**Directions for this task**
Where a line of the entries holds the string "await", copy that line.

Excerpts from an interface dataset

/---

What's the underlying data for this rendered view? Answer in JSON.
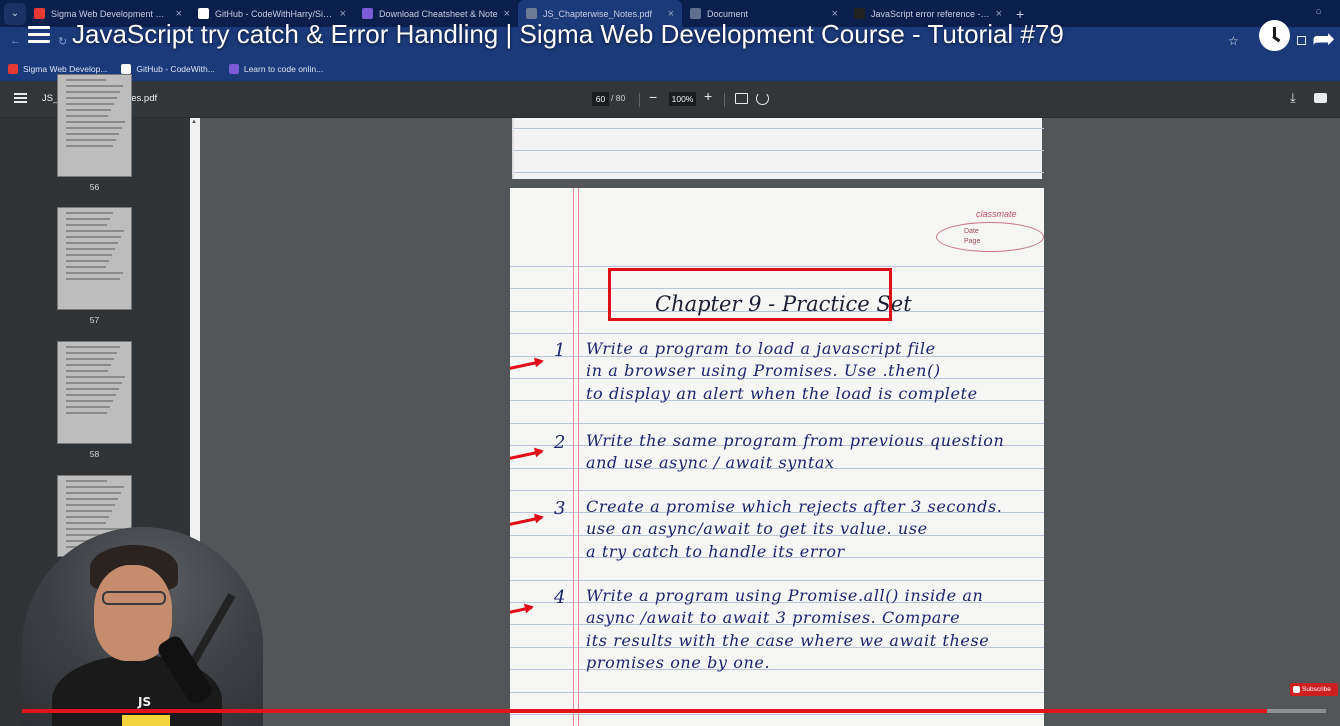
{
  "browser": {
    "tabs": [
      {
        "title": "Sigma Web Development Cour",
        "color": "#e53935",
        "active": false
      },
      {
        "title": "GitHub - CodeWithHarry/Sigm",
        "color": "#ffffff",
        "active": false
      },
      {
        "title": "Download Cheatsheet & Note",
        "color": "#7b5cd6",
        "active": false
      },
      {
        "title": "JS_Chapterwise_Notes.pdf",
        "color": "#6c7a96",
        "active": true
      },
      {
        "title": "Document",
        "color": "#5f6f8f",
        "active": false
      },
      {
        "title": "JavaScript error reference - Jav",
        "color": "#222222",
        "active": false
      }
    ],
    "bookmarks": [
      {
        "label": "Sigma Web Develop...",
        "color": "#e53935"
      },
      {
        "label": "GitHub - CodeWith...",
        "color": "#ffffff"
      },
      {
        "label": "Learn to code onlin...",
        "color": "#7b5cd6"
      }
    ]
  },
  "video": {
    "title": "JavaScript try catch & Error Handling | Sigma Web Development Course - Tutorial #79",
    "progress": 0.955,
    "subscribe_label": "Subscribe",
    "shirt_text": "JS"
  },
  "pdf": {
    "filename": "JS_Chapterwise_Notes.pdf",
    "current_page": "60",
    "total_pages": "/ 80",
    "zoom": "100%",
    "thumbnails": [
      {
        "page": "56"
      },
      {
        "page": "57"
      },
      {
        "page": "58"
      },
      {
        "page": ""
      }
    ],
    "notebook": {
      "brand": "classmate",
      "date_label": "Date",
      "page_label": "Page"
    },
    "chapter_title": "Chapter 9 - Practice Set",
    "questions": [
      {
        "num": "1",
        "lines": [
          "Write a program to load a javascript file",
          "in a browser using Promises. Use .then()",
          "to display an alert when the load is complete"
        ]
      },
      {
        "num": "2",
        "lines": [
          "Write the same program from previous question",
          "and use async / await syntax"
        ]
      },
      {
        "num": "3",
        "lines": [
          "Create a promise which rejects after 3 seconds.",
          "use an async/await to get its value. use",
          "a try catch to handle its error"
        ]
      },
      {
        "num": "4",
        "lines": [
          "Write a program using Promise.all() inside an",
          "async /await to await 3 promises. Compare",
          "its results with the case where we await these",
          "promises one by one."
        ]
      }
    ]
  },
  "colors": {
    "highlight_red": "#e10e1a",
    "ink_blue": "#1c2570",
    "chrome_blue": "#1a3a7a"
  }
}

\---
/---

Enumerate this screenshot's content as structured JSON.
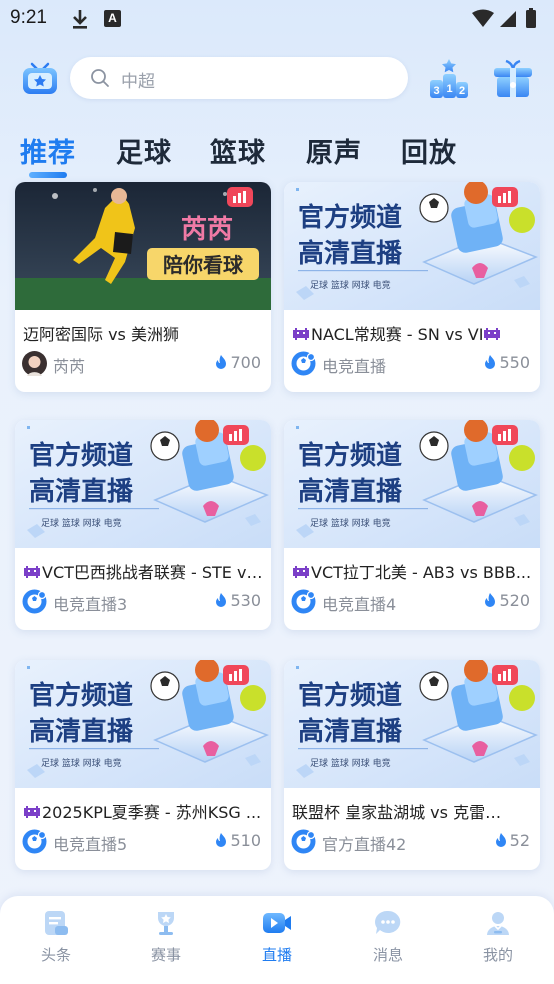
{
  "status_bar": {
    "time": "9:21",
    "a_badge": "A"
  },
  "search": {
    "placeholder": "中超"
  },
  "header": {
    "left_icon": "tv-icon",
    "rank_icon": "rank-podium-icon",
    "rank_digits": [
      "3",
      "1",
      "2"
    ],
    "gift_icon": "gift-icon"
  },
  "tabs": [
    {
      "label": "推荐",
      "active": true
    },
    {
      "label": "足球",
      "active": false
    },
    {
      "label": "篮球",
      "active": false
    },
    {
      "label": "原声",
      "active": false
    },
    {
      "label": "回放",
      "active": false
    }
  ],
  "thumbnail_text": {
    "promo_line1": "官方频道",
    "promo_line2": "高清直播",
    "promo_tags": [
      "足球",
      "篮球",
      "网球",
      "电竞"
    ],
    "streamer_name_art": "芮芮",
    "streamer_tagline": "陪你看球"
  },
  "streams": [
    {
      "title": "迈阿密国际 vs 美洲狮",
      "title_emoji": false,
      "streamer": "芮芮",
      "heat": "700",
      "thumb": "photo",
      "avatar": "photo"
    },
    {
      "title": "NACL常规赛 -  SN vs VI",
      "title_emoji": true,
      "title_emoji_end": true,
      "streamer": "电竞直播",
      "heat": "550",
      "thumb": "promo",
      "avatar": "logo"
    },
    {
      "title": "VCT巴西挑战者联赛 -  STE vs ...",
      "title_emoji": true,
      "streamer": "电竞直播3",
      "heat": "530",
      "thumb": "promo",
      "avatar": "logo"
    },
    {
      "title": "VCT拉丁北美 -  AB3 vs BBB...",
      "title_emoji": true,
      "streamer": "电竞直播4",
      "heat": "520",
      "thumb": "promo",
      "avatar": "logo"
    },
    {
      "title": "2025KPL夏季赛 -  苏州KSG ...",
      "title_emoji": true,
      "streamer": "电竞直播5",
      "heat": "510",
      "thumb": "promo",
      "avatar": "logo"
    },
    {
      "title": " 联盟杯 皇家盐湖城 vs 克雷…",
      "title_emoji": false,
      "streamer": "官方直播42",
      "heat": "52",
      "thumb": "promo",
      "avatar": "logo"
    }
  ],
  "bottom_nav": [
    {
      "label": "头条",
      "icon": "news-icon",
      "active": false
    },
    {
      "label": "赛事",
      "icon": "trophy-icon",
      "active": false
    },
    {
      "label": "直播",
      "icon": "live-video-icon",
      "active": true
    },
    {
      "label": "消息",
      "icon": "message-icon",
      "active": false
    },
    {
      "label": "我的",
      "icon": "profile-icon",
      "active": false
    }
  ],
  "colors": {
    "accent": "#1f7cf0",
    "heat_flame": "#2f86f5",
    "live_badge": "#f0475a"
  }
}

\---

**Answer to this task**
          "and use async / await syntax"
          "use an async/await to get its value. use",
          "async /await to await 3 promises. Compare",
          "its results with the case where we await these",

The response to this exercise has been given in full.